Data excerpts
╭──

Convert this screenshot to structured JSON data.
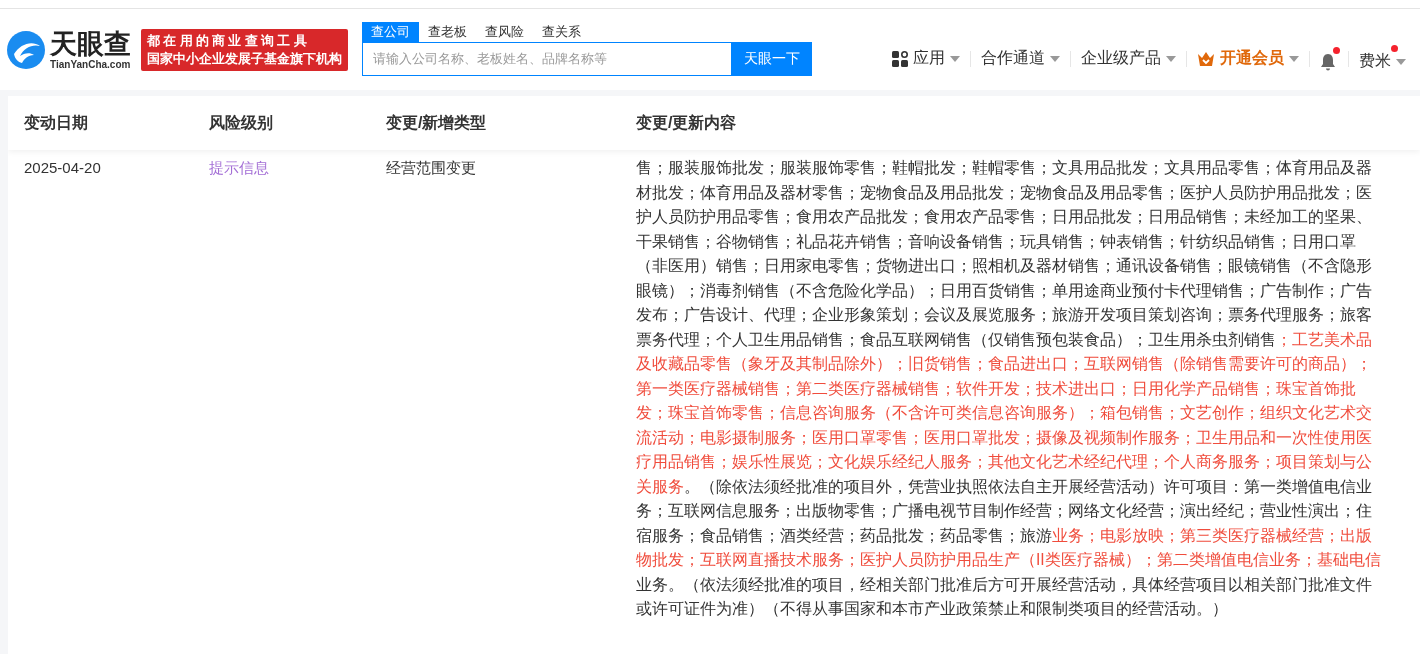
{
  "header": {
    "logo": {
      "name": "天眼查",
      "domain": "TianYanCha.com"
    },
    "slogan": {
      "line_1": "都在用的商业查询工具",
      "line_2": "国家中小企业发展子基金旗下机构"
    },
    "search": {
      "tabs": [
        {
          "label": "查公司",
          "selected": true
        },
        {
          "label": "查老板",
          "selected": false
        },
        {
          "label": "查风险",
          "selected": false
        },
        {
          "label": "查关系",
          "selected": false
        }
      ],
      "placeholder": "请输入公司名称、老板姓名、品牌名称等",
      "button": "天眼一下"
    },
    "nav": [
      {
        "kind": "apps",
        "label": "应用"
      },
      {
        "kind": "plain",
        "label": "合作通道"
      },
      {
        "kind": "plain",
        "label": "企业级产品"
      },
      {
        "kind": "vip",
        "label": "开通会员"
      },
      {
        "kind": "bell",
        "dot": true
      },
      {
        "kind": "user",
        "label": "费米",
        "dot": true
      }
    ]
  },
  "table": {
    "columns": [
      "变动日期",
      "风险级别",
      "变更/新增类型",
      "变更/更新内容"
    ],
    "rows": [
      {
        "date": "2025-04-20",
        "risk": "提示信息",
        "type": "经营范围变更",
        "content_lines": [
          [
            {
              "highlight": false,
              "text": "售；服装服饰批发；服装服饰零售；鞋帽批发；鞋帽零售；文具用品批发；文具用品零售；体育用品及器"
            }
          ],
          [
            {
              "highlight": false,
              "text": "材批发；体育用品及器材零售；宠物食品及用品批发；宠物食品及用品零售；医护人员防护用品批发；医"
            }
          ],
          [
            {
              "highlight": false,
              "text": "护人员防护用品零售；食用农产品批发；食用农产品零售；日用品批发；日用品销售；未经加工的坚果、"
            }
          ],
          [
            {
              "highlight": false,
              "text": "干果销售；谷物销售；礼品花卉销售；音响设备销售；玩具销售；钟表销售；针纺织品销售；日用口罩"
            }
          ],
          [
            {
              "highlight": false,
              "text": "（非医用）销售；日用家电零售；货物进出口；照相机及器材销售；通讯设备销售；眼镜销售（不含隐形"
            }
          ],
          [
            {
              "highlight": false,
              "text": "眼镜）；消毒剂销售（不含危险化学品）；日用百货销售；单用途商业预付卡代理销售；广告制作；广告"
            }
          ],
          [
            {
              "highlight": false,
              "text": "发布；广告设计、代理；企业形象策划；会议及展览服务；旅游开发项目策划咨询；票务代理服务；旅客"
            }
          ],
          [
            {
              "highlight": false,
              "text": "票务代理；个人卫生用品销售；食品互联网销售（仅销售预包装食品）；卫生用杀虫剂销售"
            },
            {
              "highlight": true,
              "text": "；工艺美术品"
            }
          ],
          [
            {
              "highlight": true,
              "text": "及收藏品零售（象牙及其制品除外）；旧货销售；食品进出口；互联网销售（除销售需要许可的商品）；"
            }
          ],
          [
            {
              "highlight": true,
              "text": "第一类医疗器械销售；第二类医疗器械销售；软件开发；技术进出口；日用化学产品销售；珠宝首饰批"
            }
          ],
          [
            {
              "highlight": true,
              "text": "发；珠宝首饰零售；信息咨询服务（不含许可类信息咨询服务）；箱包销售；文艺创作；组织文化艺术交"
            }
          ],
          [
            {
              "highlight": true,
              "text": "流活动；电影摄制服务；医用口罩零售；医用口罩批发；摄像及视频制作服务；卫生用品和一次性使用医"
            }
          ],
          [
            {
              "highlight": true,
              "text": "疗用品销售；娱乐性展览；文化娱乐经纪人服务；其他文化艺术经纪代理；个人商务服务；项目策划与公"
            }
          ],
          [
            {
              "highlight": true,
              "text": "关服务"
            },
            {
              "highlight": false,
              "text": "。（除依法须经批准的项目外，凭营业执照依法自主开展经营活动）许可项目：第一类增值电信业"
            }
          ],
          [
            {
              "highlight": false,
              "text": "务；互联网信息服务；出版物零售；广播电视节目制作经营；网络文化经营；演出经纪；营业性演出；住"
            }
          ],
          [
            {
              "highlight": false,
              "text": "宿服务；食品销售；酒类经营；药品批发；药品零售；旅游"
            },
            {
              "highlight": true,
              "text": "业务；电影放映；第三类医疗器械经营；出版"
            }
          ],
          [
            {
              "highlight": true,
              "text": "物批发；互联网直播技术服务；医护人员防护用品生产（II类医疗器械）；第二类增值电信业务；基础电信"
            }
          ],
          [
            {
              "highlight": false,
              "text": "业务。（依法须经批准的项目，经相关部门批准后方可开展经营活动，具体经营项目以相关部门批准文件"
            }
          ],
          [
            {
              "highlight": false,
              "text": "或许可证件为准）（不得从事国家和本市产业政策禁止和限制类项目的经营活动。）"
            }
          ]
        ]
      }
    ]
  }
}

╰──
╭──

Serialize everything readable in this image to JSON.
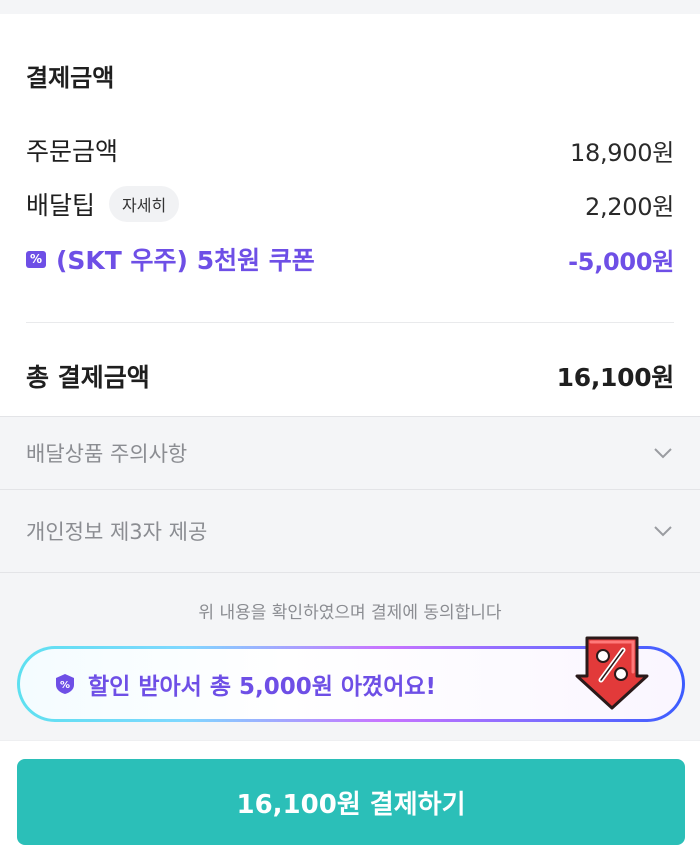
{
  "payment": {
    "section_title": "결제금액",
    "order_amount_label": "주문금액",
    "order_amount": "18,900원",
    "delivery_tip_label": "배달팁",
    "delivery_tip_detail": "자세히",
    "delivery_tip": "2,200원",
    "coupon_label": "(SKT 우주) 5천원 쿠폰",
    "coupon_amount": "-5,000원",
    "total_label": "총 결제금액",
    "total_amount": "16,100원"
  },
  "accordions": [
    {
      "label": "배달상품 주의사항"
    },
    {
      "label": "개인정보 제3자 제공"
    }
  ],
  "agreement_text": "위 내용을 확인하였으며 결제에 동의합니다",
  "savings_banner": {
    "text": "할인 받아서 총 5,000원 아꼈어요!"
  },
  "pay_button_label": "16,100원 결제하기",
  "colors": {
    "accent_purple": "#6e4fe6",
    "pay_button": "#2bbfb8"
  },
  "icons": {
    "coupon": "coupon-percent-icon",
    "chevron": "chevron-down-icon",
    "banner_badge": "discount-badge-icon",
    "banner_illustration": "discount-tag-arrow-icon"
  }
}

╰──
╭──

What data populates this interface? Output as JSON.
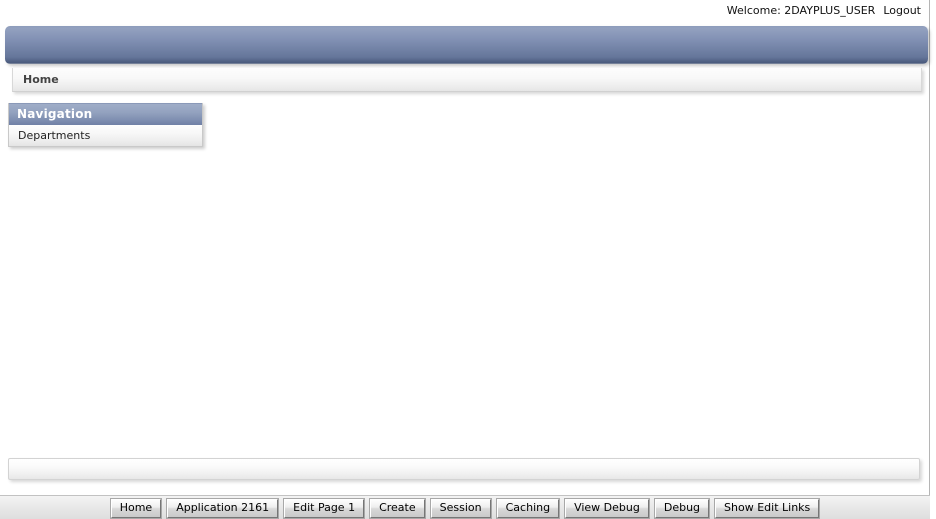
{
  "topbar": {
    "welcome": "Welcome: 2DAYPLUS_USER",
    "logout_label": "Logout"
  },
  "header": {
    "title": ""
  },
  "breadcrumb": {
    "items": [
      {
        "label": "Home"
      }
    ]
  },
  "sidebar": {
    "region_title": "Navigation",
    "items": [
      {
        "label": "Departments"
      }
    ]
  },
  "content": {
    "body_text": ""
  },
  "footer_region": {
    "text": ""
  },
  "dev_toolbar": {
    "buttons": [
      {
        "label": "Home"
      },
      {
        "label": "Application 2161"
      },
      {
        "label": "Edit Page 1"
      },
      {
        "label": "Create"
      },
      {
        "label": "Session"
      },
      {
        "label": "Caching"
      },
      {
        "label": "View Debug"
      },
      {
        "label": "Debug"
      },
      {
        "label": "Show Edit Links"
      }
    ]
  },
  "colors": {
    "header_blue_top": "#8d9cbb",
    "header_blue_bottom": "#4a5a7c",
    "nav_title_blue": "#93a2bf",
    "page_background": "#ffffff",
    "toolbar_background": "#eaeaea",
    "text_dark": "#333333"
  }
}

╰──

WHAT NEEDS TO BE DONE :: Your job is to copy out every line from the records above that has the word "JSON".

PROBLEM SOLUTION ::
Convert this screenshot to structured JSON data.
Serialize everything readable in this image to JSON.
What data populates this interface? Output as JSON.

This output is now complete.